Indeed the exhibition is well worth visiting for that observation alone. Here is a pivotal figure in 20th-century Western history, now so universally acknowledged as important that our personal opinions of her take second place to our respect for an overwhelming historical fact, and who begins to inspire exhibitions, books and three-part television documentaries before she has even departed the stage; upon whose inner self and interior life it is proving remarkably difficult for either history or art to get any kind of a grip. Nothing we seem able to see about her as a private individual sheds much light on her public greatness. Snapshots are attempted from every angle, but the pictures keep coming out dull. Perhaps there is nothing more to be said.

Just one exhibit in this collection suggests otherwise, and I would make the journey to the Blue Gallery for that alone. Paul Graham's giant photograph, entitled '8 April, 2002' is stunning. The portrait is about ten feet high and twice as high as wide, but most of it is black. Lady Thatcher occupies only the lower part of the composition, whose bottom frame chops her off so that only head and torso appear: she has obviously been snapped while walking, and snapped unawares, for she is not looking at us. She is wearing black – uncharacteristically, but this was around the time of the late Queen Mother's death. The overwhelming colour is black, but her face is pale and has the soft, delicate paperiness of old age. She looks a little stooped. Her glance gives little away beyond exhaustion – and inner strength. The portrait has a sadness about it, but it is not demeaning and she is not undignified. In a way, this is a picture of a magnificent ruin.

The viewer has absolutely no clue as to what she is thinking, what she is remembering, or whether she is thinking or remembering at all. Her expression is inscrutable – or empty.

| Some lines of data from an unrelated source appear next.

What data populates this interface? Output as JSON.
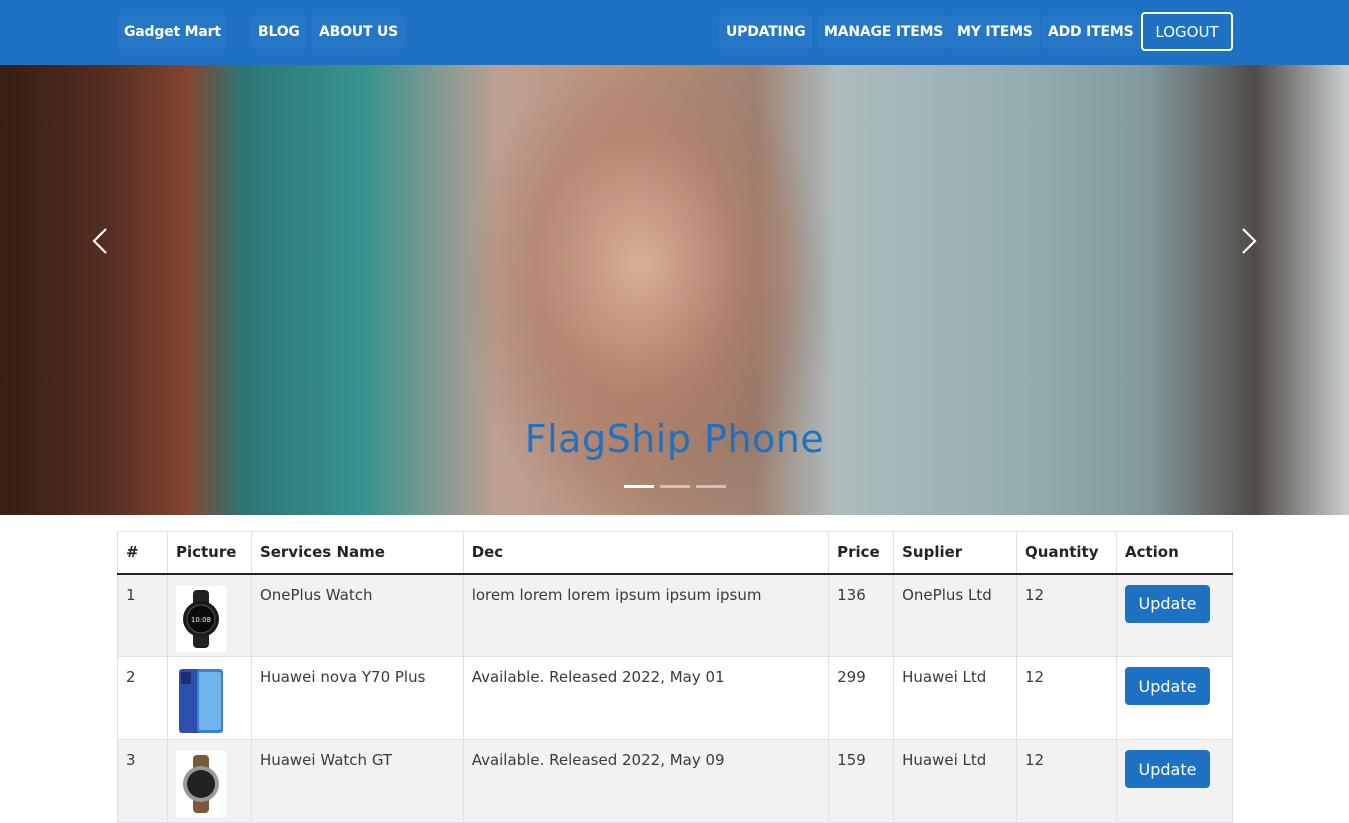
{
  "navbar": {
    "brand": "Gadget Mart",
    "left_links": [
      "BLOG",
      "ABOUT US"
    ],
    "right_links": [
      "UPDATING",
      "MANAGE ITEMS",
      "MY ITEMS",
      "ADD ITEMS"
    ],
    "logout": "LOGOUT",
    "background_color": "#1e72c4"
  },
  "hero": {
    "caption": "FlagShip Phone",
    "caption_color": "#1e72c4",
    "prev_icon": "chevron-left-icon",
    "next_icon": "chevron-right-icon",
    "slide_count": 3,
    "active_slide": 1
  },
  "table": {
    "headers": [
      "#",
      "Picture",
      "Services Name",
      "Dec",
      "Price",
      "Suplier",
      "Quantity",
      "Action"
    ],
    "rows": [
      {
        "num": "1",
        "picture": "smartwatch-image",
        "name": "OnePlus Watch",
        "dec": "lorem lorem lorem ipsum ipsum ipsum",
        "price": "136",
        "supplier": "OnePlus Ltd",
        "quantity": "12",
        "action": "Update"
      },
      {
        "num": "2",
        "picture": "smartphone-image",
        "name": "Huawei nova Y70 Plus",
        "dec": "Available. Released 2022, May 01",
        "price": "299",
        "supplier": "Huawei Ltd",
        "quantity": "12",
        "action": "Update"
      },
      {
        "num": "3",
        "picture": "smartwatch-image",
        "name": "Huawei Watch GT",
        "dec": "Available. Released 2022, May 09",
        "price": "159",
        "supplier": "Huawei Ltd",
        "quantity": "12",
        "action": "Update"
      }
    ]
  }
}
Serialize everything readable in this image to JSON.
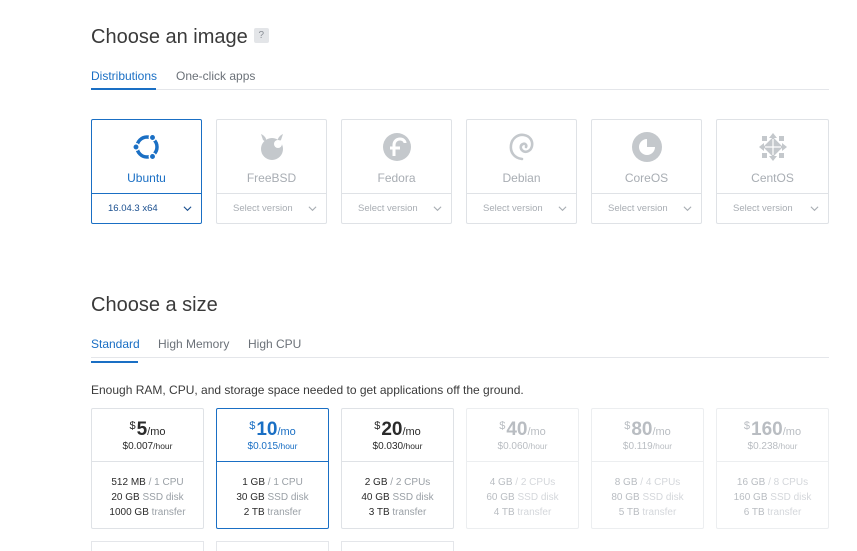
{
  "image_section": {
    "title": "Choose an image",
    "help": "?",
    "tabs": [
      {
        "label": "Distributions",
        "active": true
      },
      {
        "label": "One-click apps",
        "active": false
      }
    ],
    "distros": [
      {
        "name": "Ubuntu",
        "version": "16.04.3 x64",
        "selected": true,
        "icon": "ubuntu-logo-icon"
      },
      {
        "name": "FreeBSD",
        "version": "Select version",
        "selected": false,
        "icon": "freebsd-logo-icon"
      },
      {
        "name": "Fedora",
        "version": "Select version",
        "selected": false,
        "icon": "fedora-logo-icon"
      },
      {
        "name": "Debian",
        "version": "Select version",
        "selected": false,
        "icon": "debian-logo-icon"
      },
      {
        "name": "CoreOS",
        "version": "Select version",
        "selected": false,
        "icon": "coreos-logo-icon"
      },
      {
        "name": "CentOS",
        "version": "Select version",
        "selected": false,
        "icon": "centos-logo-icon"
      }
    ]
  },
  "size_section": {
    "title": "Choose a size",
    "tabs": [
      {
        "label": "Standard",
        "active": true
      },
      {
        "label": "High Memory",
        "active": false
      },
      {
        "label": "High CPU",
        "active": false
      }
    ],
    "description": "Enough RAM, CPU, and storage space needed to get applications off the ground.",
    "plans": [
      {
        "currency": "$",
        "price": "5",
        "per": "/mo",
        "hourly": "$0.007",
        "hourly_unit": "/hour",
        "ram": "512 MB",
        "cpu": "/ 1 CPU",
        "disk": "20 GB",
        "disk_label": "SSD disk",
        "transfer": "1000 GB",
        "transfer_label": "transfer",
        "state": "normal"
      },
      {
        "currency": "$",
        "price": "10",
        "per": "/mo",
        "hourly": "$0.015",
        "hourly_unit": "/hour",
        "ram": "1 GB",
        "cpu": "/ 1 CPU",
        "disk": "30 GB",
        "disk_label": "SSD disk",
        "transfer": "2 TB",
        "transfer_label": "transfer",
        "state": "selected"
      },
      {
        "currency": "$",
        "price": "20",
        "per": "/mo",
        "hourly": "$0.030",
        "hourly_unit": "/hour",
        "ram": "2 GB",
        "cpu": "/ 2 CPUs",
        "disk": "40 GB",
        "disk_label": "SSD disk",
        "transfer": "3 TB",
        "transfer_label": "transfer",
        "state": "normal"
      },
      {
        "currency": "$",
        "price": "40",
        "per": "/mo",
        "hourly": "$0.060",
        "hourly_unit": "/hour",
        "ram": "4 GB",
        "cpu": "/ 2 CPUs",
        "disk": "60 GB",
        "disk_label": "SSD disk",
        "transfer": "4 TB",
        "transfer_label": "transfer",
        "state": "disabled"
      },
      {
        "currency": "$",
        "price": "80",
        "per": "/mo",
        "hourly": "$0.119",
        "hourly_unit": "/hour",
        "ram": "8 GB",
        "cpu": "/ 4 CPUs",
        "disk": "80 GB",
        "disk_label": "SSD disk",
        "transfer": "5 TB",
        "transfer_label": "transfer",
        "state": "disabled"
      },
      {
        "currency": "$",
        "price": "160",
        "per": "/mo",
        "hourly": "$0.238",
        "hourly_unit": "/hour",
        "ram": "16 GB",
        "cpu": "/ 8 CPUs",
        "disk": "160 GB",
        "disk_label": "SSD disk",
        "transfer": "6 TB",
        "transfer_label": "transfer",
        "state": "disabled"
      }
    ]
  },
  "colors": {
    "accent": "#1a6fc4",
    "border": "#dfe2e6",
    "muted_text": "#a8adb3"
  }
}
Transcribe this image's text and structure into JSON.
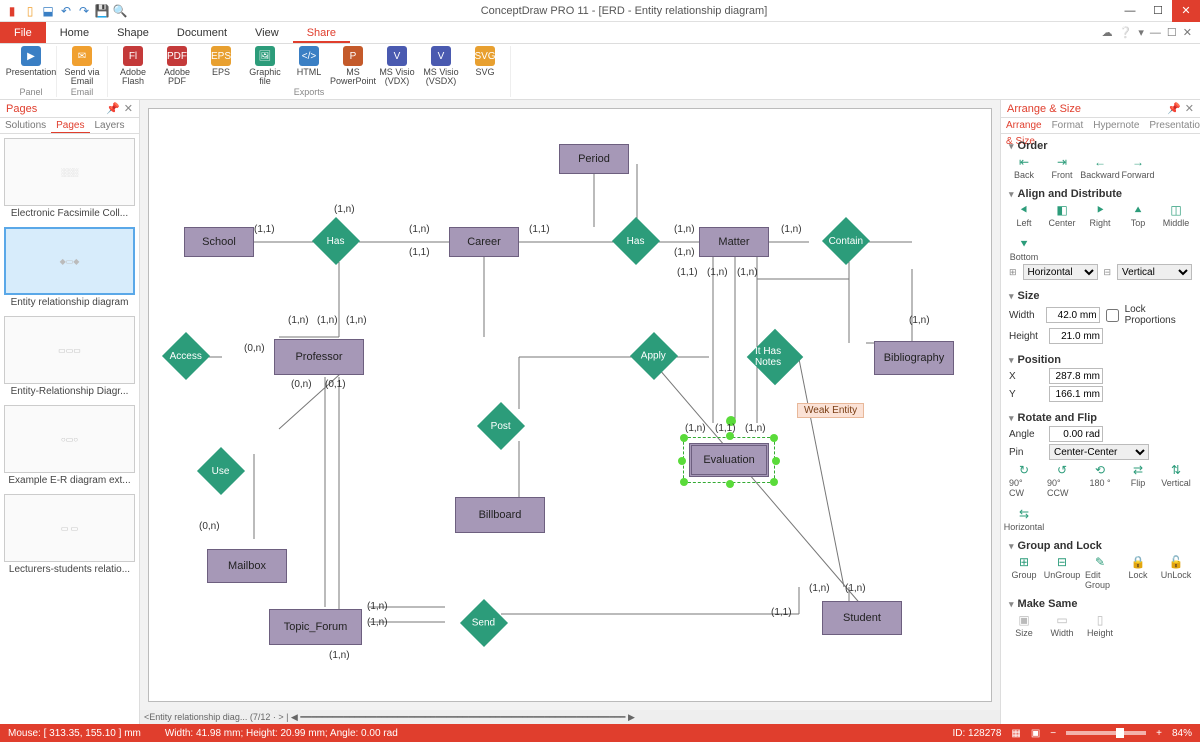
{
  "titlebar": {
    "title": "ConceptDraw PRO 11 - [ERD - Entity relationship diagram]"
  },
  "ribbon_tabs": {
    "file": "File",
    "home": "Home",
    "shape": "Shape",
    "document": "Document",
    "view": "View",
    "share": "Share"
  },
  "ribbon": {
    "panel_label": "Panel",
    "presentation": "Presentation",
    "email_label": "Email",
    "send_email": "Send via\nEmail",
    "exports_label": "Exports",
    "items": {
      "flash": "Adobe\nFlash",
      "pdf": "Adobe\nPDF",
      "eps": "EPS",
      "graphic": "Graphic\nfile",
      "html": "HTML",
      "ppt": "MS\nPowerPoint",
      "vdxv": "MS Visio\n(VDX)",
      "vsdx": "MS Visio\n(VSDX)",
      "svg": "SVG"
    }
  },
  "left_panel": {
    "title": "Pages",
    "tabs": {
      "solutions": "Solutions",
      "pages": "Pages",
      "layers": "Layers"
    },
    "thumbs": [
      {
        "label": "Electronic Facsimile Coll..."
      },
      {
        "label": "Entity relationship diagram"
      },
      {
        "label": "Entity-Relationship Diagr..."
      },
      {
        "label": "Example E-R diagram ext..."
      },
      {
        "label": "Lecturers-students relatio..."
      }
    ]
  },
  "right_panel": {
    "title": "Arrange & Size",
    "tabs": {
      "as": "Arrange & Size",
      "fmt": "Format",
      "hyp": "Hypernote",
      "pres": "Presentation"
    },
    "order": {
      "head": "Order",
      "back": "Back",
      "front": "Front",
      "backward": "Backward",
      "forward": "Forward"
    },
    "align": {
      "head": "Align and Distribute",
      "left": "Left",
      "center": "Center",
      "right": "Right",
      "top": "Top",
      "middle": "Middle",
      "bottom": "Bottom",
      "horiz": "Horizontal",
      "vert": "Vertical"
    },
    "size": {
      "head": "Size",
      "wlabel": "Width",
      "hlabel": "Height",
      "w": "42.0 mm",
      "h": "21.0 mm",
      "lock": "Lock Proportions"
    },
    "position": {
      "head": "Position",
      "xlabel": "X",
      "ylabel": "Y",
      "x": "287.8 mm",
      "y": "166.1 mm"
    },
    "rotate": {
      "head": "Rotate and Flip",
      "alabel": "Angle",
      "angle": "0.00 rad",
      "plabel": "Pin",
      "pin": "Center-Center",
      "cw": "90° CW",
      "ccw": "90° CCW",
      "180": "180 °",
      "flip": "Flip",
      "vert": "Vertical",
      "horiz": "Horizontal"
    },
    "group": {
      "head": "Group and Lock",
      "group": "Group",
      "ungroup": "UnGroup",
      "editg": "Edit\nGroup",
      "lock": "Lock",
      "unlock": "UnLock"
    },
    "make_same": {
      "head": "Make Same",
      "size": "Size",
      "width": "Width",
      "height": "Height"
    }
  },
  "statusbar": {
    "mouse": "Mouse: [ 313.35, 155.10 ] mm",
    "dims": "Width: 41.98 mm;  Height: 20.99 mm;  Angle: 0.00 rad",
    "id": "ID: 128278",
    "zoom": "84%"
  },
  "hscroll": {
    "tab": "Entity relationship diag...  (7/12"
  },
  "erd": {
    "entities": {
      "school": "School",
      "career": "Career",
      "period": "Period",
      "matter": "Matter",
      "professor": "Professor",
      "billboard": "Billboard",
      "mailbox": "Mailbox",
      "topic_forum": "Topic_Forum",
      "student": "Student",
      "bibliography": "Bibliography",
      "evaluation": "Evaluation"
    },
    "relations": {
      "has1": "Has",
      "has2": "Has",
      "contain": "Contain",
      "access": "Access",
      "apply": "Apply",
      "ithasnotes": "It Has Notes",
      "post": "Post",
      "use": "Use",
      "send": "Send"
    },
    "tooltip": "Weak Entity",
    "cards": {
      "c1": "(1,1)",
      "c2": "(1,n)",
      "c3": "(1,n)",
      "c4": "(1,1)",
      "c5": "(1,1)",
      "c6": "(1,n)",
      "c7": "(1,n)",
      "c8": "(1,n)",
      "c9": "(1,1)",
      "c10": "(1,n)",
      "c11": "(1,n)",
      "c12": "(0,n)",
      "c13": "(1,n)",
      "c14": "(1,n)",
      "c15": "(1,n)",
      "c16": "(0,n)",
      "c17": "(0,1)",
      "c18": "(1,n)",
      "c19": "(1,n)",
      "c20": "(1,1)",
      "c21": "(1,n)",
      "c22": "(0,n)",
      "c23": "(1,n)",
      "c24": "(1,n)",
      "c25": "(1,n)",
      "c26": "(1,n)",
      "c27": "(1,n)",
      "c28": "(1,1)"
    }
  }
}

If I had £10,000 I would buy this picture, but, as it was, I could only stand and stare. It is the best and perhaps the last study of Margaret Thatcher as former empress that will ever appear. In time it will become a feature of books and articles illustrating her later years, and for as long as she is remembered it will be associated with her.

And what is so very poignant is that, were she to visit the exhibition, that photograph would say nothing to her. 'Well, dear,' she would say. 'I don't much care for that. No colour. Perfectly miserable. Makes me look a wreck. And where are my legs? He pointed the camera wrong. Why didn't he ask me to pose?'

And she would move on, reaching, perhaps, for a giant handkerchief with which to cover some of the smaller exhibits.

Thatcher: An Exhibition of New Contemporary Art is at the Blue Gallery, 15 Great Sutton St, London EC1, until 17 May.

Matthew Parris is a political columnist of the Times.